She added the hashtag #MahsaAmini to the post, the name of the 22-year-old woman who died in Iran’s capital Tehran in September after being arrested by the country’s morality police for allegedly not wearing her hijab properly. Amini’s death has since catalyzed nationwide protests — many of which have seen young women and girls defiantly cutting their hair — and her name has become a rallying cry on social media.
Khosravi grew up in a secular Tehran household in the aftermath of the 1979 Iranian Revolution as a new theocratic regime instated oppressive rules for women, including making the hijab, or headscarf, mandatory in public.
“At a very early age I realized that there is this contrast between your private spaces — your home — and then public spaces. At home you are free to do whatever you want,” Khosravi said in a phone call from Stamford, Connecticut. “You learn to navigate this dual life.”
Khosravi had her own encounter with the morality police in 2011 and was temporarily detained, she explained. Based in the US since moving in 2015 to study painting, the former graphic designer uses long, flowing hair as a symbol in her metaphor-laden works. Her surreal, dreamlike portraits of women, which appear on multi-paneled surfaces that resemble architectural facades, were influenced by the flattened perspectives and meticulous details of Persian miniature paintings.
Some of her latest works are currently on view around Rockefeller Center in New York City through mid-November, while her first solo museum show recently ended at New Hampshire’s Currier Museum.

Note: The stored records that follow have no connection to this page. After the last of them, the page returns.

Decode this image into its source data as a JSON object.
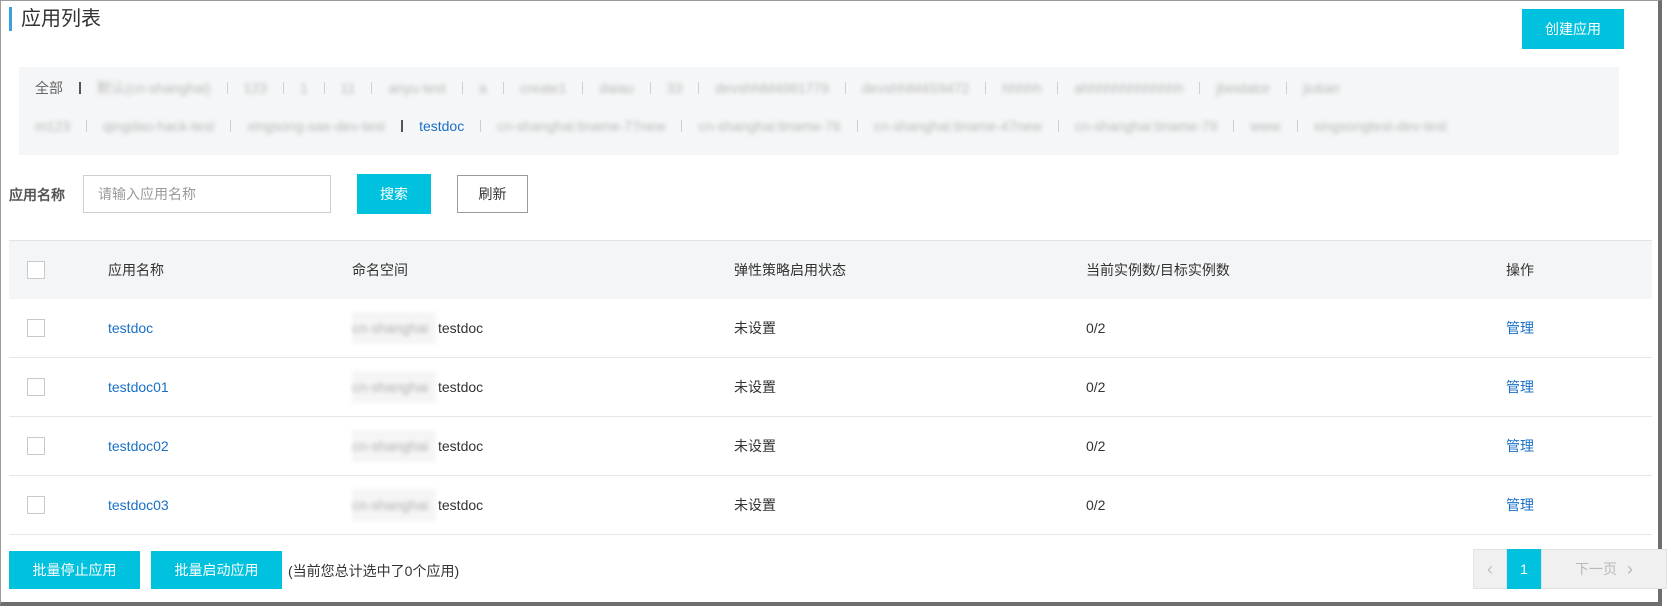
{
  "page": {
    "title": "应用列表"
  },
  "toolbar": {
    "create_label": "创建应用"
  },
  "namespaces": {
    "row1": [
      {
        "label": "全部",
        "state": "normal"
      },
      {
        "label": "默认(cn-shanghai)",
        "state": "blur"
      },
      {
        "label": "123",
        "state": "blur"
      },
      {
        "label": "1",
        "state": "blur"
      },
      {
        "label": "11",
        "state": "blur"
      },
      {
        "label": "anyu-test",
        "state": "blur"
      },
      {
        "label": "a",
        "state": "blur"
      },
      {
        "label": "create1",
        "state": "blur"
      },
      {
        "label": "daiau",
        "state": "blur"
      },
      {
        "label": "33",
        "state": "blur"
      },
      {
        "label": "devshNM4981779",
        "state": "blur"
      },
      {
        "label": "devshNM4S9472",
        "state": "blur"
      },
      {
        "label": "hhhhh",
        "state": "blur"
      },
      {
        "label": "ahhhhhhhhhhhhh",
        "state": "blur"
      },
      {
        "label": "jbeidator",
        "state": "blur"
      },
      {
        "label": "jiutian",
        "state": "blur"
      }
    ],
    "row2": [
      {
        "label": "m123",
        "state": "blur"
      },
      {
        "label": "qingdao-hack-test",
        "state": "blur"
      },
      {
        "label": "xingsong-sae-dev-test",
        "state": "blur"
      },
      {
        "label": "testdoc",
        "state": "active"
      },
      {
        "label": "cn-shanghai:tiname-77new",
        "state": "blur"
      },
      {
        "label": "cn-shanghai:tiname-76",
        "state": "blur"
      },
      {
        "label": "cn-shanghai:tiname-47new",
        "state": "blur"
      },
      {
        "label": "cn-shanghai:tiname-79",
        "state": "blur"
      },
      {
        "label": "www",
        "state": "blur"
      },
      {
        "label": "xingsongtest-dev-test",
        "state": "blur"
      }
    ]
  },
  "search": {
    "label": "应用名称",
    "placeholder": "请输入应用名称",
    "value": "",
    "search_label": "搜索",
    "refresh_label": "刷新"
  },
  "table": {
    "headers": {
      "name": "应用名称",
      "namespace": "命名空间",
      "policy": "弹性策略启用状态",
      "instances": "当前实例数/目标实例数",
      "ops": "操作"
    },
    "rows": [
      {
        "name": "testdoc",
        "ns_region": "cn-shanghai",
        "ns_name": "testdoc",
        "policy": "未设置",
        "instances": "0/2",
        "op": "管理"
      },
      {
        "name": "testdoc01",
        "ns_region": "cn-shanghai",
        "ns_name": "testdoc",
        "policy": "未设置",
        "instances": "0/2",
        "op": "管理"
      },
      {
        "name": "testdoc02",
        "ns_region": "cn-shanghai",
        "ns_name": "testdoc",
        "policy": "未设置",
        "instances": "0/2",
        "op": "管理"
      },
      {
        "name": "testdoc03",
        "ns_region": "cn-shanghai",
        "ns_name": "testdoc",
        "policy": "未设置",
        "instances": "0/2",
        "op": "管理"
      }
    ]
  },
  "footer": {
    "batch_stop_label": "批量停止应用",
    "batch_start_label": "批量启动应用",
    "selected_info": "(当前您总计选中了0个应用)"
  },
  "pagination": {
    "prev_icon": "chevron-left-icon",
    "current_page": "1",
    "next_label": "下一页",
    "next_icon": "chevron-right-icon"
  },
  "colors": {
    "accent": "#00c1de",
    "link": "#1a70c6",
    "title_bar": "#3aa0e0"
  }
}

The women in Khosravi’s paintings are often depicted as bound by strings or concealed behind walls, flowers or hands in what she describes as a struggle for autonomy. Yet, they possess a commanding presence. She contrasts cords and shackles with expressions of freedom such as doves. With lush colors and areas of radiance in which her subjects’ body parts seem to glow, Khosravi’s artworks aren’t somber, but luminous.
“Contrast and contradiction is one of the main concepts that I’m exploring in my work,” she said, pointing to the dichotomies of many Iranian women’s lives. Red or black threads are a recurring motif in her paintings — they appear looped around her figures’ fingers or wrists, sewn over their closed mouths or emerging from their eyes — sometimes as painted lines, sometimes as physical strings hanging from the canvas.
“I was thinking about my memories from Iran,” she said. “There are a lot of red lines that are imposed on us by the government.”
Since protests broke out in September, Khosravi has watched hair become a powerful symbol as women cut theirs, in protest or in solidarity, and burned their hijabs in the streets.
“Women cutting their hair is an ancient Persian tradition… when the fury is stronger than the power of the oppressor,” tweeted Wales-based writer and translator Shara Atashi in late September. “The moment we have been waiting for has come. Politics fueled by poetry.”
In “Cover your hair!”, a painting that Khosravi recently reshared on social media, a woman hangs from her torso by a long piece of red fabric, her long, dark hair wrapped tightly in the material. Stylized Persian soldiers on horses loop threads around her body in a poignant image of suppression.
“I have scenes of battlefields where soldiers attack women. And now, on the streets, we see videos of these security forces (and a) level of cruelty as they attack the protesters,” she said. “I have some visual metaphors… but now they are literally happening.”
But Khosravi hopes that her subjects represent not just the experience of Iranian women, but any woman whose rights are threatened.
“Something in common between all of the (women in my paintings) is that they’re around the same age as me, or their hair color or features are, to some extent, similar to my own… because I am thinking about my own story and other women who have gone through the same,” she said. “But at the same time, I don’t want these figures to be too culturally specific. So anyone in any corner of the world can relate to their works based on their own experiences.”
Now she’s sketching ideas for new paintings, responding to what she hopes are turning tides in her home country.
“At some point I had lost hope that maybe things would change, but now there’s this young energy, it’s very fascinating and I hope it leads to fundamental change,” she said.
Though the subjects in her portraits all have some degree of agency, she’s working on a new set of symbols that will evoke the strength of women taking on an entire government to claim autonomy over their bodies. “In light of all that’s going on,” Khosravi said, “I want to give the figures more power.”